- WORK INSTRUCTIONS -
Whenever "arrow" appears in a line, please copy that line from the data.

•••

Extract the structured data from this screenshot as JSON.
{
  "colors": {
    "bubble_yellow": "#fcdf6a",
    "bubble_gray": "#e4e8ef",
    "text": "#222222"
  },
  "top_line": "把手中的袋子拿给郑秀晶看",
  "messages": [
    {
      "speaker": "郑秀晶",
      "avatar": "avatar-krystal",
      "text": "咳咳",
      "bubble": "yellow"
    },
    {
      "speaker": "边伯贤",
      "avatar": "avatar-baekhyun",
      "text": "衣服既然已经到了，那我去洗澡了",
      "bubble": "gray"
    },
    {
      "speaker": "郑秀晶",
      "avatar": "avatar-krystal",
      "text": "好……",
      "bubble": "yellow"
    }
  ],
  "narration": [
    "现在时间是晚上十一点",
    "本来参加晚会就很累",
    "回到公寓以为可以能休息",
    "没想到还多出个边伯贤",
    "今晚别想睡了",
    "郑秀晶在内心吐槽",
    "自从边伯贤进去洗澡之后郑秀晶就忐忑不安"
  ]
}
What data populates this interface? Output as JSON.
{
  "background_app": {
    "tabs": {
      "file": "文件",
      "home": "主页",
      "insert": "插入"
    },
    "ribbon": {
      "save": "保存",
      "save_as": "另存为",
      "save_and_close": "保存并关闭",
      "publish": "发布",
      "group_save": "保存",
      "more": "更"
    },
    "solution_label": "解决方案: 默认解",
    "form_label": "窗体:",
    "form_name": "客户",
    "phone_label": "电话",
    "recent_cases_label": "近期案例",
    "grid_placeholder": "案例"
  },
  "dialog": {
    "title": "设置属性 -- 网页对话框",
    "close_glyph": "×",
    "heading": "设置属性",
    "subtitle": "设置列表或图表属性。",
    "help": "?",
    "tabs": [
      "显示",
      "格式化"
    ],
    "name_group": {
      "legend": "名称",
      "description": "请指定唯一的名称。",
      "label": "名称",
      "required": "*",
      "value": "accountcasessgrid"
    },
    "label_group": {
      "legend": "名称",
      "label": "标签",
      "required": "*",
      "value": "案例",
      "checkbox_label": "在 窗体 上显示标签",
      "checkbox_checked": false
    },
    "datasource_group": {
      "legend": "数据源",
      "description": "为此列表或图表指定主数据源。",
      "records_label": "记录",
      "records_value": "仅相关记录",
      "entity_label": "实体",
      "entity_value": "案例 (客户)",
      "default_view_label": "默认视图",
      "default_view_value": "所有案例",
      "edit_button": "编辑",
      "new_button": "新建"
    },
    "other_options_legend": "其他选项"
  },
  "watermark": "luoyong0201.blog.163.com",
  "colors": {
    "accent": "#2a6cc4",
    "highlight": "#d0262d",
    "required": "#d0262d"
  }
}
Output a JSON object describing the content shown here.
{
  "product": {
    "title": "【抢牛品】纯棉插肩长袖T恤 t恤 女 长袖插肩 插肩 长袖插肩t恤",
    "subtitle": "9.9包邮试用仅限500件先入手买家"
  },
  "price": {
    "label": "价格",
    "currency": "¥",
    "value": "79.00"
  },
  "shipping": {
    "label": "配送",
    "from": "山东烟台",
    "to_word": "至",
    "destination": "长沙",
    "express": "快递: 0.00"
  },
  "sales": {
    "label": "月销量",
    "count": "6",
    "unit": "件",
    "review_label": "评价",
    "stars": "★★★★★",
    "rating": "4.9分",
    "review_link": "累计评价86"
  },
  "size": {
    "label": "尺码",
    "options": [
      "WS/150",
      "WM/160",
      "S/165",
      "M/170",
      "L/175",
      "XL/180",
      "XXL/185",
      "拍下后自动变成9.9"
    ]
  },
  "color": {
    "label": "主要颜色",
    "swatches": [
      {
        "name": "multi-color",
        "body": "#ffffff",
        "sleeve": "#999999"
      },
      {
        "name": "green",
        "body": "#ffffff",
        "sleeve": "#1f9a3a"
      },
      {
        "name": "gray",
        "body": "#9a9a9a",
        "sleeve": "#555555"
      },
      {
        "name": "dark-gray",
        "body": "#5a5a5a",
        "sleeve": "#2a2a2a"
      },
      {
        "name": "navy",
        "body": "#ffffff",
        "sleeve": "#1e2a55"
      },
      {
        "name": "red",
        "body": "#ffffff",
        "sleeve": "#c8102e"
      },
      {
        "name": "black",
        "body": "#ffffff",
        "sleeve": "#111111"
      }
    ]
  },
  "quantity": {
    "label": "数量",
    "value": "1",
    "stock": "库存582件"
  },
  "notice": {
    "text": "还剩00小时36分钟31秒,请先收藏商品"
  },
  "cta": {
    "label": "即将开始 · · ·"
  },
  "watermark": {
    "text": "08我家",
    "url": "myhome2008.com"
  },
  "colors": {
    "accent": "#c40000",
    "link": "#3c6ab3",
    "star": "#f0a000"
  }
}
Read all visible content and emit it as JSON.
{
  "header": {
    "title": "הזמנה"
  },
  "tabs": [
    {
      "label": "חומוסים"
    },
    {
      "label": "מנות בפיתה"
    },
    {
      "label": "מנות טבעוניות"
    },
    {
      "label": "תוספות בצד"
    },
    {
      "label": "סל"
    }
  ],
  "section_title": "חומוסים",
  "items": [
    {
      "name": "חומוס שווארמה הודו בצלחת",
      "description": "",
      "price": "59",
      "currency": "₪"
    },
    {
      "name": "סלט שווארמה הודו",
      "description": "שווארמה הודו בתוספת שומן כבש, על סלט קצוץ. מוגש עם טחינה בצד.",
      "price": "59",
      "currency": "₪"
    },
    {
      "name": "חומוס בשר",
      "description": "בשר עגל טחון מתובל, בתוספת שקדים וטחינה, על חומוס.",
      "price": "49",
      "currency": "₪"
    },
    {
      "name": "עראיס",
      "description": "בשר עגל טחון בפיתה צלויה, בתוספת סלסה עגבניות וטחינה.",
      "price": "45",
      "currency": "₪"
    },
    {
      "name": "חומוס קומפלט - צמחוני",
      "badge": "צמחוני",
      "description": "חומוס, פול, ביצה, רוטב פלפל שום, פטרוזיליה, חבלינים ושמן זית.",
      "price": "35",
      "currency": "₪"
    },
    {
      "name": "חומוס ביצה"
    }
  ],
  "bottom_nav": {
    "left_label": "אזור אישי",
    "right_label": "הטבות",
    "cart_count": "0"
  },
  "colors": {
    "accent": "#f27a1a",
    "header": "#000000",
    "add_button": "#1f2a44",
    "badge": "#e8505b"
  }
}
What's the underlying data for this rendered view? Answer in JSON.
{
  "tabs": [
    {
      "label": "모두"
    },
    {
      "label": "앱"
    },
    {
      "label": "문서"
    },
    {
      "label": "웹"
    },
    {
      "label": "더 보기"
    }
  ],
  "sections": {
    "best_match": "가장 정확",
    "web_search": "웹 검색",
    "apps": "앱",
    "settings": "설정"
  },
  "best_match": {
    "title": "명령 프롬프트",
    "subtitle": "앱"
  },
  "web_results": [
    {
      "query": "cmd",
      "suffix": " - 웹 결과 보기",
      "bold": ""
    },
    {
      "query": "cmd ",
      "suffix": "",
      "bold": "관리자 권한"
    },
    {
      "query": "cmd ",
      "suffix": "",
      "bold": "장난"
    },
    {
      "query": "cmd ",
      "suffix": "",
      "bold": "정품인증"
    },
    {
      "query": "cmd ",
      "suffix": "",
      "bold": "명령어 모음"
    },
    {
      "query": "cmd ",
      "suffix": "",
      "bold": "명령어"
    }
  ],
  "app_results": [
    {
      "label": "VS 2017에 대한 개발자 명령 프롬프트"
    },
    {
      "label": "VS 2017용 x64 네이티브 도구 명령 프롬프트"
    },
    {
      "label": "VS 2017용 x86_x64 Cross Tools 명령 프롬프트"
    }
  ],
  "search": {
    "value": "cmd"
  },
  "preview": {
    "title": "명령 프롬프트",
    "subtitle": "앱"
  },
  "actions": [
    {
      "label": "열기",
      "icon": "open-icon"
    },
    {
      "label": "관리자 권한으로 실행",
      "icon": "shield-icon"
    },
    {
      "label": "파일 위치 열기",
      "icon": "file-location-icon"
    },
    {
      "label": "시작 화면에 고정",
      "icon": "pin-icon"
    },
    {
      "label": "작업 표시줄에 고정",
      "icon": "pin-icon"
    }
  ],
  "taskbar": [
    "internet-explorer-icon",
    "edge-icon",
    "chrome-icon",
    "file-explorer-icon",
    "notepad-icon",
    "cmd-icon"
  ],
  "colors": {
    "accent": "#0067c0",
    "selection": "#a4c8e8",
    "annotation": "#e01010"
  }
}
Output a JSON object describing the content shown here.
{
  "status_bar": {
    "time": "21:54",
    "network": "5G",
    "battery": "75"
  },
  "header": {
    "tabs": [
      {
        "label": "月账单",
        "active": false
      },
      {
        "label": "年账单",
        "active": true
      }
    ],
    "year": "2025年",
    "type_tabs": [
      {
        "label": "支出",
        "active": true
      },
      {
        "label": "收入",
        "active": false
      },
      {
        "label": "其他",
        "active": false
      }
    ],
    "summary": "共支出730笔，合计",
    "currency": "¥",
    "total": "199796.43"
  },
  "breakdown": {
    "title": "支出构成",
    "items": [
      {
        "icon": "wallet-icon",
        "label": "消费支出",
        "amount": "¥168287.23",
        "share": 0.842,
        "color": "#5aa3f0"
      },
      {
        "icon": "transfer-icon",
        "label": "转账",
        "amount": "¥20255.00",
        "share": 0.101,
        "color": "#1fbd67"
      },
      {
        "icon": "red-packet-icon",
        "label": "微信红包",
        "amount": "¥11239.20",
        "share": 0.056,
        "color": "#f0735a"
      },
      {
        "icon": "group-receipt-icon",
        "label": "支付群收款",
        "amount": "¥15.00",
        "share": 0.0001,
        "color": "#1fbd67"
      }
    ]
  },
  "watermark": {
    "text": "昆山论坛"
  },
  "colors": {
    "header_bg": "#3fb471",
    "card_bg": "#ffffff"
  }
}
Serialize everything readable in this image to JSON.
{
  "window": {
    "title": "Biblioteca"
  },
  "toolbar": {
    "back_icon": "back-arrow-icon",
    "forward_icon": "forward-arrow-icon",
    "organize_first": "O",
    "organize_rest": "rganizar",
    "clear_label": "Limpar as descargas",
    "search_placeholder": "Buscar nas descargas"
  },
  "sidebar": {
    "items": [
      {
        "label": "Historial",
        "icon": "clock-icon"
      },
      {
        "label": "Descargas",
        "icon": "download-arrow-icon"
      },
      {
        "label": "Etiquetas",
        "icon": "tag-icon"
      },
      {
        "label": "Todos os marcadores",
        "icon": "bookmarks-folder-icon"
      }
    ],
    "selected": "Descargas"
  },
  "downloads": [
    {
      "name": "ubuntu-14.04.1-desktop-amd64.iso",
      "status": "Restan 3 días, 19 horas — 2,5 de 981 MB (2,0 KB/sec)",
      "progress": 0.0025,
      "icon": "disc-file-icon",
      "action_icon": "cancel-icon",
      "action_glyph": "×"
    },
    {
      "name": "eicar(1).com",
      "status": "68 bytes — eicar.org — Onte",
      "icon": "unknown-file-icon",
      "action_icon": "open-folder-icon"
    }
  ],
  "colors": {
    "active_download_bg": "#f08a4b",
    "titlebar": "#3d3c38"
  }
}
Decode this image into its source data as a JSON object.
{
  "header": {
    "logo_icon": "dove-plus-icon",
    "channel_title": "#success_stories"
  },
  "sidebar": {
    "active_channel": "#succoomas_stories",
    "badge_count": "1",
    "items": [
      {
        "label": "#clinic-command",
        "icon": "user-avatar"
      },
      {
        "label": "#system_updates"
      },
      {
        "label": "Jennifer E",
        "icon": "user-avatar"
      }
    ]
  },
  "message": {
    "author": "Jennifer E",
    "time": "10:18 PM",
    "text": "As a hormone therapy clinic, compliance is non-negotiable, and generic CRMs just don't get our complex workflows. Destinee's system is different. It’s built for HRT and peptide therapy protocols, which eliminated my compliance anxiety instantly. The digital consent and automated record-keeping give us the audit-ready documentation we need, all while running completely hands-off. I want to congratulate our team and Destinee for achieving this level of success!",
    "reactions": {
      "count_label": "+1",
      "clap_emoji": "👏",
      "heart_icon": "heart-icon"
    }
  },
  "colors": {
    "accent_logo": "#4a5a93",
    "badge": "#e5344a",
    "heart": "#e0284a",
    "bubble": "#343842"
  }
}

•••

- SOLUTION FOR THIS EXERCISE -
    "back_icon": "back-arrow-icon",
    "forward_icon": "forward-arrow-icon",
        "icon": "download-arrow-icon"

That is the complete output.